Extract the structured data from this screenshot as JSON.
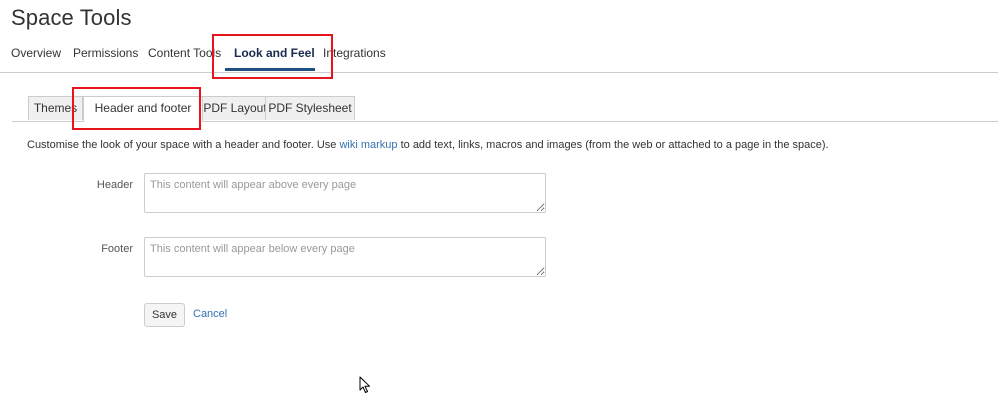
{
  "page": {
    "title": "Space Tools"
  },
  "topnav": {
    "items": [
      {
        "label": "Overview"
      },
      {
        "label": "Permissions"
      },
      {
        "label": "Content Tools"
      },
      {
        "label": "Look and Feel"
      },
      {
        "label": "Integrations"
      }
    ],
    "active": "Look and Feel"
  },
  "subtabs": {
    "items": [
      {
        "label": "Themes"
      },
      {
        "label": "Header and footer"
      },
      {
        "label": "PDF Layout"
      },
      {
        "label": "PDF Stylesheet"
      }
    ],
    "active": "Header and footer"
  },
  "description": {
    "before": "Customise the look of your space with a header and footer. Use ",
    "link": "wiki markup",
    "after": " to add text, links, macros and images (from the web or attached to a page in the space)."
  },
  "form": {
    "header": {
      "label": "Header",
      "value": "",
      "placeholder": "This content will appear above every page"
    },
    "footer": {
      "label": "Footer",
      "value": "",
      "placeholder": "This content will appear below every page"
    },
    "save_label": "Save",
    "cancel_label": "Cancel"
  },
  "colors": {
    "link": "#3572b0",
    "active_underline": "#205081",
    "highlight_box": "#e8141d"
  },
  "icons": {
    "cursor": "mouse-pointer-icon"
  }
}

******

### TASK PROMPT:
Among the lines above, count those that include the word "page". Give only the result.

### WRITTEN RESPONSE:
4